When a record holds a picture, leave the picture out and copy everything else exactly.

[Records to use — start]

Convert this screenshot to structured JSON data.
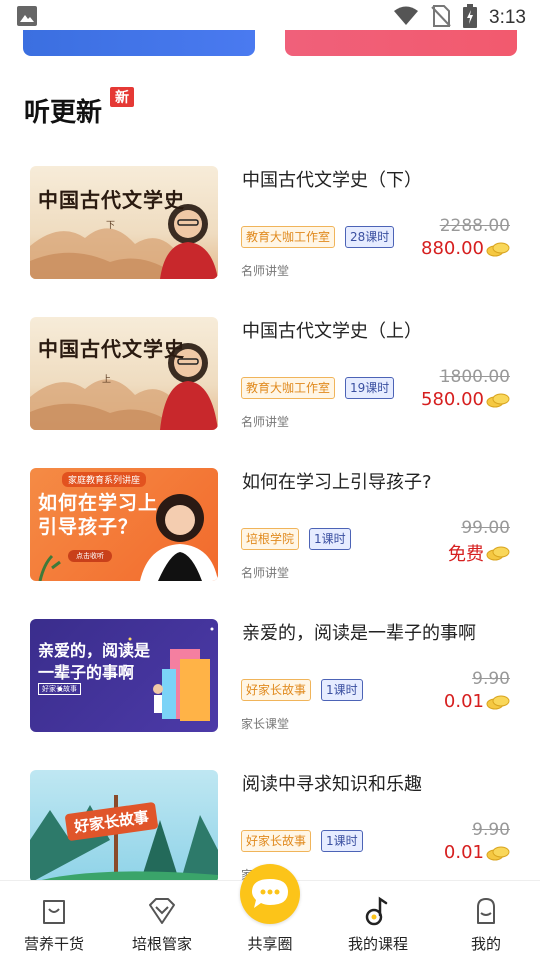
{
  "status_bar": {
    "time": "3:13"
  },
  "section": {
    "title": "听更新",
    "badge": "新"
  },
  "courses": [
    {
      "title": "中国古代文学史（下）",
      "org": "教育大咖工作室",
      "lessons": "28课时",
      "category": "名师讲堂",
      "old_price": "2288.00",
      "price": "880.00",
      "thumb_title": "中国古代文学史",
      "thumb_sub": "下"
    },
    {
      "title": "中国古代文学史（上）",
      "org": "教育大咖工作室",
      "lessons": "19课时",
      "category": "名师讲堂",
      "old_price": "1800.00",
      "price": "580.00",
      "thumb_title": "中国古代文学史",
      "thumb_sub": "上"
    },
    {
      "title": "如何在学习上引导孩子?",
      "org": "培根学院",
      "lessons": "1课时",
      "category": "名师讲堂",
      "old_price": "99.00",
      "price": "免费",
      "thumb_top": "家庭教育系列讲座",
      "thumb_line1": "如何在学习上",
      "thumb_line2": "引导孩子？",
      "thumb_btn": "点击收听"
    },
    {
      "title": "亲爱的，阅读是一辈子的事啊",
      "org": "好家长故事",
      "lessons": "1课时",
      "category": "家长课堂",
      "old_price": "9.90",
      "price": "0.01",
      "thumb_line1": "亲爱的，阅读是",
      "thumb_line2": "一辈子的事啊",
      "thumb_tag": "好家长故事"
    },
    {
      "title": "阅读中寻求知识和乐趣",
      "org": "好家长故事",
      "lessons": "1课时",
      "category": "家长课堂",
      "old_price": "9.90",
      "price": "0.01",
      "thumb_sign": "好家长故事"
    }
  ],
  "bottom_nav": [
    {
      "label": "营养干货",
      "icon": "bag-icon"
    },
    {
      "label": "培根管家",
      "icon": "diamond-icon"
    },
    {
      "label": "共享圈",
      "icon": "chat-bubble-icon"
    },
    {
      "label": "我的课程",
      "icon": "music-note-icon"
    },
    {
      "label": "我的",
      "icon": "user-icon"
    }
  ],
  "colors": {
    "price_red": "#d61f1f",
    "share_yellow": "#fcc419",
    "banner_blue": "#3b6fe0",
    "banner_pink": "#f0607a"
  }
}
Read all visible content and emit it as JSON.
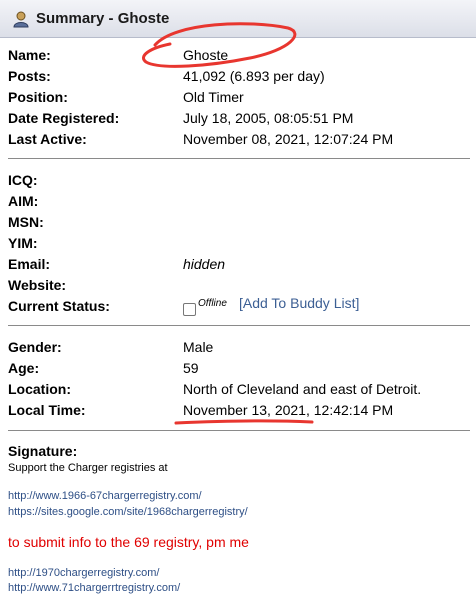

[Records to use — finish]

> [Result of the task]:
Convert this screenshot to structured JSON data.
{
  "status_bar": {
    "time": "3:13"
  },
  "section": {
    "title": "听更新",
    "badge": "新"
  },
  "courses": [
    {
      "title": "中国古代文学史（下）",
      "org": "教育大咖工作室",
      "lessons": "28课时",
      "category": "名师讲堂",
      "old_price": "2288.00",
      "price": "880.00",
      "thumb_title": "中国古代文学史",
      "thumb_sub": "下"
    },
    {
      "title": "中国古代文学史（上）",
      "org": "教育大咖工作室",
      "lessons": "19课时",
      "category": "名师讲堂",
      "old_price": "1800.00",
      "price": "580.00",
      "thumb_title": "中国古代文学史",
      "thumb_sub": "上"
    },
    {
      "title": "如何在学习上引导孩子?",
      "org": "培根学院",
      "lessons": "1课时",
      "category": "名师讲堂",
      "old_price": "99.00",
      "price": "免费",
      "thumb_top": "家庭教育系列讲座",
      "thumb_line1": "如何在学习上",
      "thumb_line2": "引导孩子？",
      "thumb_btn": "点击收听"
    },
    {
      "title": "亲爱的，阅读是一辈子的事啊",
      "org": "好家长故事",
      "lessons": "1课时",
      "category": "家长课堂",
      "old_price": "9.90",
      "price": "0.01",
      "thumb_line1": "亲爱的，阅读是",
      "thumb_line2": "一辈子的事啊",
      "thumb_tag": "好家长故事"
    },
    {
      "title": "阅读中寻求知识和乐趣",
      "org": "好家长故事",
      "lessons": "1课时",
      "category": "家长课堂",
      "old_price": "9.90",
      "price": "0.01",
      "thumb_sign": "好家长故事"
    }
  ],
  "bottom_nav": [
    {
      "label": "营养干货",
      "icon": "bag-icon"
    },
    {
      "label": "培根管家",
      "icon": "diamond-icon"
    },
    {
      "label": "共享圈",
      "icon": "chat-bubble-icon"
    },
    {
      "label": "我的课程",
      "icon": "music-note-icon"
    },
    {
      "label": "我的",
      "icon": "user-icon"
    }
  ],
  "colors": {
    "price_red": "#d61f1f",
    "share_yellow": "#fcc419",
    "banner_blue": "#3b6fe0",
    "banner_pink": "#f0607a"
  }
}
Read all visible content and emit it as JSON.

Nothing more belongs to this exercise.